Rolling Stone (12/11/03, p.112) - Ranked #55 in Rolling Stone's "500 Greatest Albums Of All Time" - "...Revved-up country music with the most irresistibly sexy voice anyone had ever heard..."
Q (1/03, p.56) - Included in Q Magazine's "100 Greatest Albums Ever"
Q (12/00, pp.148,151) - 4 stars out of 5 - "...The likes of 'Blue Moon' and 'Heartbreak Hotel' still bristle with groundbreaking punkish enthusiasm..."
Mojo (Publisher) (p.115) - 4 stars out of 5 - "[H]e'll remain ever youthful, a mind's-eye hip-twister..."
Personnel: Elvis Presley (guitar); Chet Atkins, Scotty Moore (guitar); Floyd Cramer, Marvin Hughes, Shorty Long (piano); D.J. Fontana (drums).
Liner Note Author: Colin Escott.
Recording information: 02/03/1956; 04/14/1956; 07/??/1954/07/06/1954; 07/11/1955; 08/19/1954; 09/10/1954; 1956-01-30_1956-01-11_1956-.

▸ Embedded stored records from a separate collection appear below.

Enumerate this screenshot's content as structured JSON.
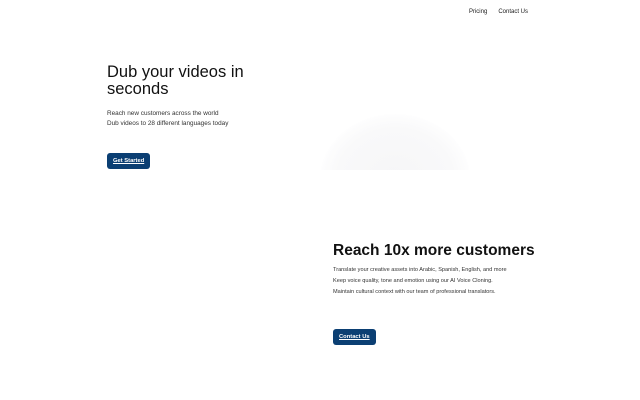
{
  "nav": {
    "items": [
      {
        "label": "Pricing"
      },
      {
        "label": "Contact Us"
      }
    ]
  },
  "hero": {
    "title": "Dub your videos in seconds",
    "subtitle_lines": [
      "Reach new customers across the world",
      "Dub videos to 28 different languages today"
    ],
    "cta_label": "Get Started"
  },
  "section2": {
    "title": "Reach 10x more customers",
    "lines": [
      "Translate your creative assets into Arabic, Spanish, English, and more",
      "Keep voice quality, tone and emotion using our AI Voice Cloning.",
      "Maintain cultural context with our team of professional translators."
    ],
    "cta_label": "Contact Us"
  },
  "colors": {
    "button_bg": "#0b3f73",
    "button_text": "#ffffff",
    "background": "#ffffff"
  }
}
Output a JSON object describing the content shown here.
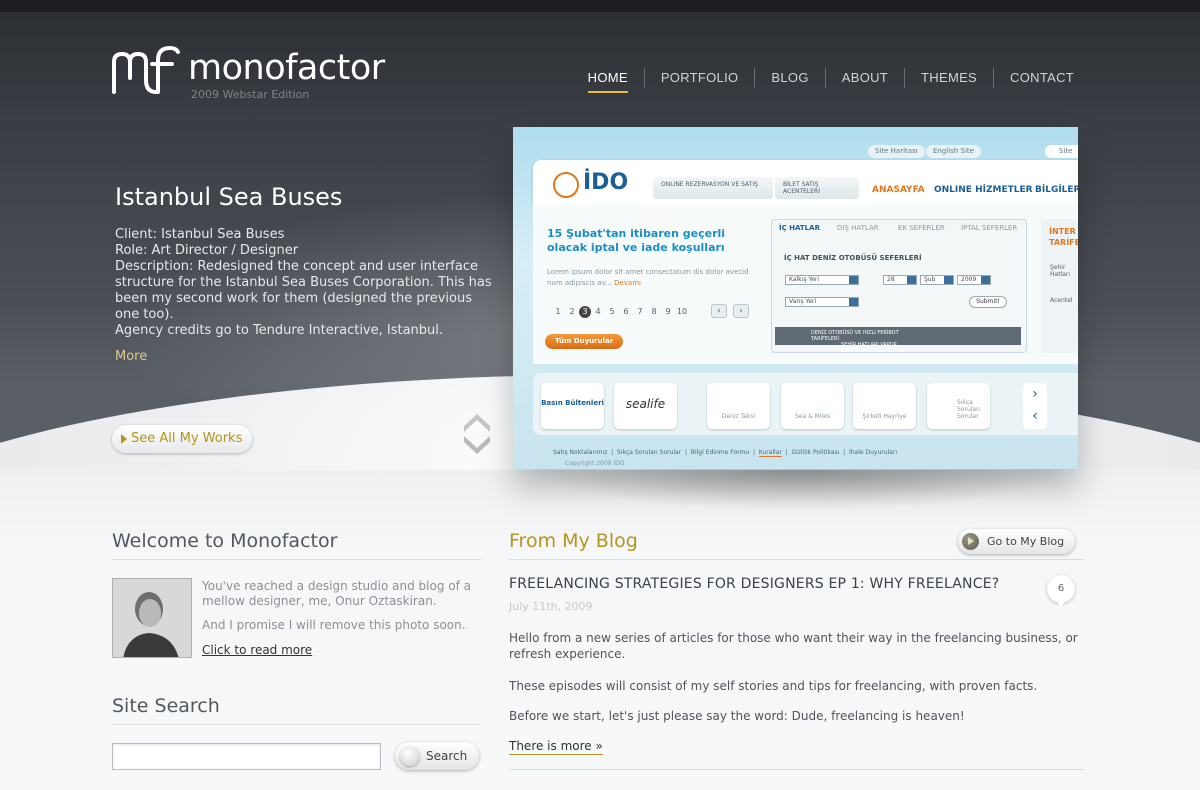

When Elvis first broke on the national scene, nobody--not RCA, not Elvis' manager Colonel Tom Parker, and certainly not Elvis himself--had any idea how long his popularity would last. Most assumed that rock and roll was a passing fad and that Presley would soon be relegated to the "where are they now?" bin. Unsurprisingly, RCA rushed Presley's first album to market before Elvis had recorded enough new material for an entire record. The result, ELVIS PRESLEY, is a cut-and-paste job consisting of seven RCA recordings and five older tracks licensed from Sun Records, Presley's first label.

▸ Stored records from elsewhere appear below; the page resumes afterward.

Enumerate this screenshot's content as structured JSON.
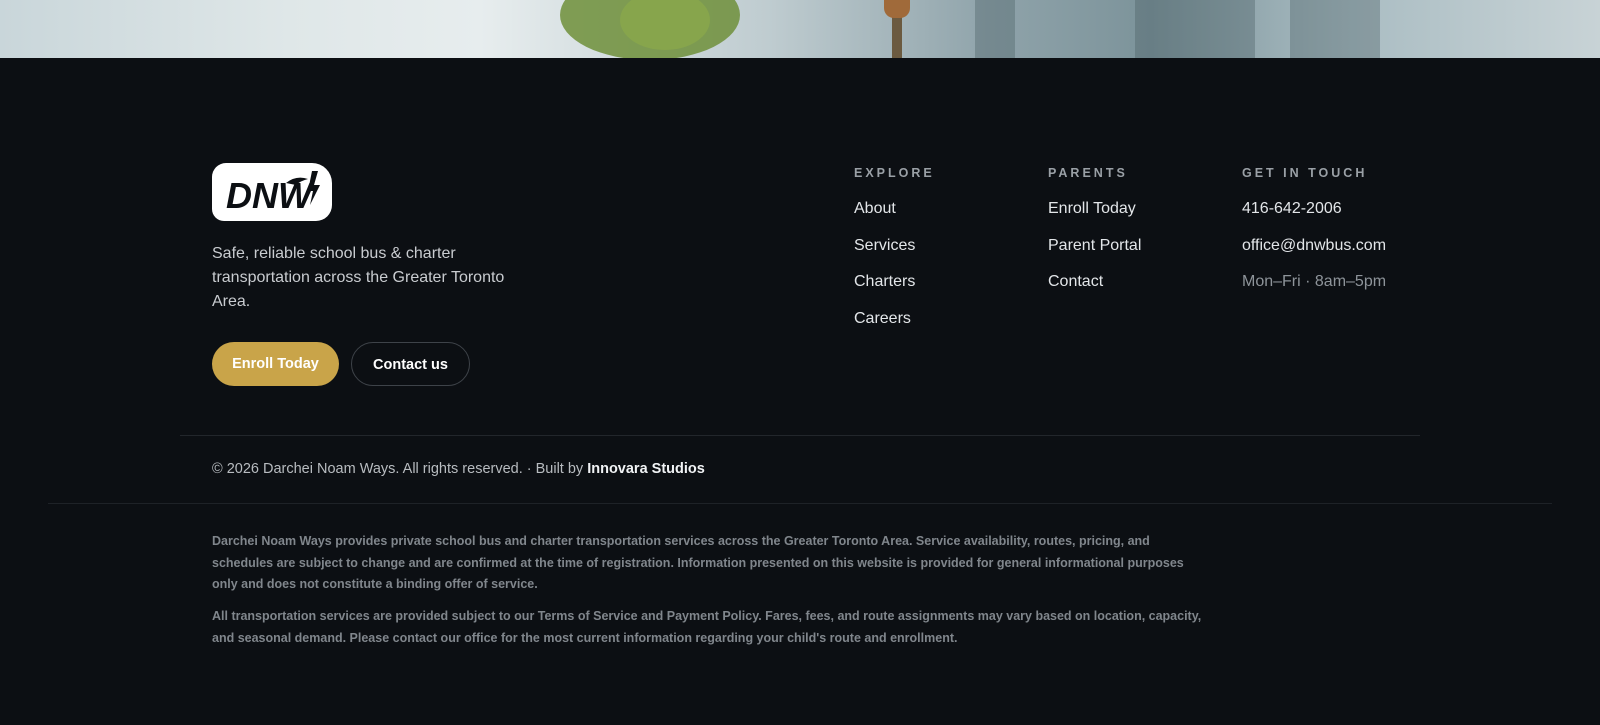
{
  "brand": {
    "logo_text": "DNW",
    "tagline": "Safe, reliable school bus & charter transportation across the Greater Toronto Area."
  },
  "cta": {
    "enroll_label": "Enroll Today",
    "contact_label": "Contact us"
  },
  "columns": [
    {
      "heading": "EXPLORE",
      "items": [
        "About",
        "Services",
        "Charters",
        "Careers"
      ]
    },
    {
      "heading": "PARENTS",
      "items": [
        "Enroll Today",
        "Parent Portal",
        "Contact"
      ]
    },
    {
      "heading": "GET IN TOUCH",
      "items": [
        "416-642-2006",
        "office@dnwbus.com",
        "Mon–Fri · 8am–5pm"
      ]
    }
  ],
  "footer": {
    "copyright": "© 2026 Darchei Noam Ways. All rights reserved. · Built by ",
    "studio": "Innovara Studios"
  },
  "legal": {
    "p1": "Darchei Noam Ways provides private school bus and charter transportation services across the Greater Toronto Area. Service availability, routes, pricing, and schedules are subject to change and are confirmed at the time of registration. Information presented on this website is provided for general informational purposes only and does not constitute a binding offer of service.",
    "p2": "All transportation services are provided subject to our Terms of Service and Payment Policy. Fares, fees, and route assignments may vary based on location, capacity, and seasonal demand. Please contact our office for the most current information regarding your child's route and enrollment."
  },
  "colors": {
    "background": "#0c0f13",
    "accent": "#c9a449"
  }
}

Still, this is a monumental record in the history of rock and roll, from its iconic cover (which The Clash later paid homage to on the cover of LONDON CALLING) to the twelve great tracks to its unprecedented sales figures (it topped the Billboard album charts for 20 weeks). The RCA material includes Elvis' arrangement of "Blue Suede Shoes" and covers of R&B hits "Money Honey," "Tutti Frutti," and "I Got a Woman." The record is short (29 minutes) and the material it contains is available on lots of other discs, but if you must have the record that started a revolution, this is the one to get.